Besides the anti-US invective, there was much else in Mr Shamkhani’s presentation which Mr Doval must have highlighted for the PM’s consideration — that Islamic State or Daesh mercenaries are being flown to Afghanistan. This wasn’t new. For years, Iranians, including Supreme Leader Ayatollah Ali Khamenei, have been giving details of Afghanistan being readied as a centre for terrorism.
More recently, Mr Putin gave similar details to a group of ex-military officers. His foreign minister, Sergei Lavrov, told CNN’s Christiane Amanpour in 2016 that the US was training militants in Syria. Donald Trump corroborated all of this in his conversation with CNN’s Jake Tapper. In fact, he named Barack Obama and Hilary Clinton: they were spending millions in arming militants, he claimed.
Is the centre of gravity for Islamic terror shifting to Afghanistan? Of late, these stories were emanating from West Asia, countries like Syria which were relatively “remote” from South Asia. Militancy gestating next door, in Afghanistan, and in the notice of closest friend America places New Delhi in an awkward bind. Little wonder that terrorism loomed large in the Putin-Modi exchanges.
The situation today is exactly the opposite of what it was on October 7, 2001 when the US launched missile attacks on Afghanistan to destroy Al Qaeda and its head, Osama bin Laden. It is an amazing coincidence of history that it was exactly on that date, basking in post-9/11 Islamophobia, that Narendra Modi arrived in Ahmedabad to take charge as Gujarat chief minister. The February 2002 Gujarat pogrom almost blended with the hysterical global anti-Islamism unleashed by George W. Bush, Dick Cheney, and a host of others.
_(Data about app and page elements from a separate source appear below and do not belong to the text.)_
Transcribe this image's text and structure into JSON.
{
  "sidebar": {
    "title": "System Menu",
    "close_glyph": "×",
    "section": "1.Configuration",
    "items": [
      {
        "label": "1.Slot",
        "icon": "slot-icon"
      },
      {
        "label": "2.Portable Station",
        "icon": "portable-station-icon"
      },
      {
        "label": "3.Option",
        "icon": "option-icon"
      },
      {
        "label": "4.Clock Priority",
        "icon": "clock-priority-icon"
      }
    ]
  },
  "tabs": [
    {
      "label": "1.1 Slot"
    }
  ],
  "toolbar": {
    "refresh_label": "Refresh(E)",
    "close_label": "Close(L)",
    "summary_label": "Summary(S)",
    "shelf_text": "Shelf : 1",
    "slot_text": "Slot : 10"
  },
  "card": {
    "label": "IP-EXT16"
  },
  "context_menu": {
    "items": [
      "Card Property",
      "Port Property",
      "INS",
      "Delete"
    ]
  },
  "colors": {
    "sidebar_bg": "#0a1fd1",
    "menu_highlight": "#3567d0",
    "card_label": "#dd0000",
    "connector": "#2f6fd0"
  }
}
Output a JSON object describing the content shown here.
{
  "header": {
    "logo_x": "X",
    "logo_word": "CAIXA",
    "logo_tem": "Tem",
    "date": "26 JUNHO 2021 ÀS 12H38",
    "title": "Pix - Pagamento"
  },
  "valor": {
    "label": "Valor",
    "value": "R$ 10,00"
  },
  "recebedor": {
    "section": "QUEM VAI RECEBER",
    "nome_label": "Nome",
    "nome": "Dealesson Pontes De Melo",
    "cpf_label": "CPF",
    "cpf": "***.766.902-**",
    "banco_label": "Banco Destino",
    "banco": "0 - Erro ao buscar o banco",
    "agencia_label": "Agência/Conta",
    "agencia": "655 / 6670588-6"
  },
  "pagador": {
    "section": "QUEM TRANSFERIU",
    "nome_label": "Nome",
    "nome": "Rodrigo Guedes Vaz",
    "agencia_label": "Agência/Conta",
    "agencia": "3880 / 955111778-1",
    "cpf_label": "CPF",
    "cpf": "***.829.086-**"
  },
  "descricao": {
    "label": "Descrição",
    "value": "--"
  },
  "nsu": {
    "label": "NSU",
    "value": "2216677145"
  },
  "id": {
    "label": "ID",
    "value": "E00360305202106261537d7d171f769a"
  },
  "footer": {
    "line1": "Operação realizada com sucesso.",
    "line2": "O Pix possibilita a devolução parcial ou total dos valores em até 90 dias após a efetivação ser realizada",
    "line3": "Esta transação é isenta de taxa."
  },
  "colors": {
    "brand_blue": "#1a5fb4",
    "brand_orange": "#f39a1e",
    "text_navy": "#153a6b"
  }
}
In the past 20 years, the world and the region have changed radically. It was its “sole superpower” moment that propelled the US to attack, invade and occupy Afghanistan. Its departure from that country showed the United States at its nadir. Surely, Mr Modi must change too.
Take the tennis racquet as an image: The round frame with a network of tight strings is, for our image, Afghanistan surrounded by Iran, Turkmenistan, Uzbekistan, Tajikistan, China, Russia and Pakistan, all shoulder to shoulder, quite literally on the Afghan issue. Kazakhstan, which does not have a border, has also been holding military exercises with Uzbekistan on the Afghan border.
At the end of the racquet’s handle, across two oceans, is America. That leaves us somewhere near the “Y” holding the racquet’s head. The geography, the contiguity of states peering into Afghanistan, dictates its own policy of convergence.
In the recent three-hour virtual summit between Xi Jinping and Joe Biden, there was nothing for the hawks to celebrate. Mr Biden reiterated the “one China” policy and the two leaders talked of “managing” their “competition”; saying they won’t allow it to spiral out of control.
It will be foolish to expect any ostensible change in neighbourhood policy until the February-March Assembly elections. But there must be an inevitable quest for a cooperative approach afterwards. Some good signs may already be there. A junior Pakistan hockey team was recently in India. Indian trucks can carry food aid to Afghanistan via Pakistan.
Television anchors aren’t busting their lungs out on a new “Chinese village” in Arunachal Pradesh. This allows cool-headed policies to take shape. The US is a good enough friend to tolerate a shift in nuance: from fixation to consistency.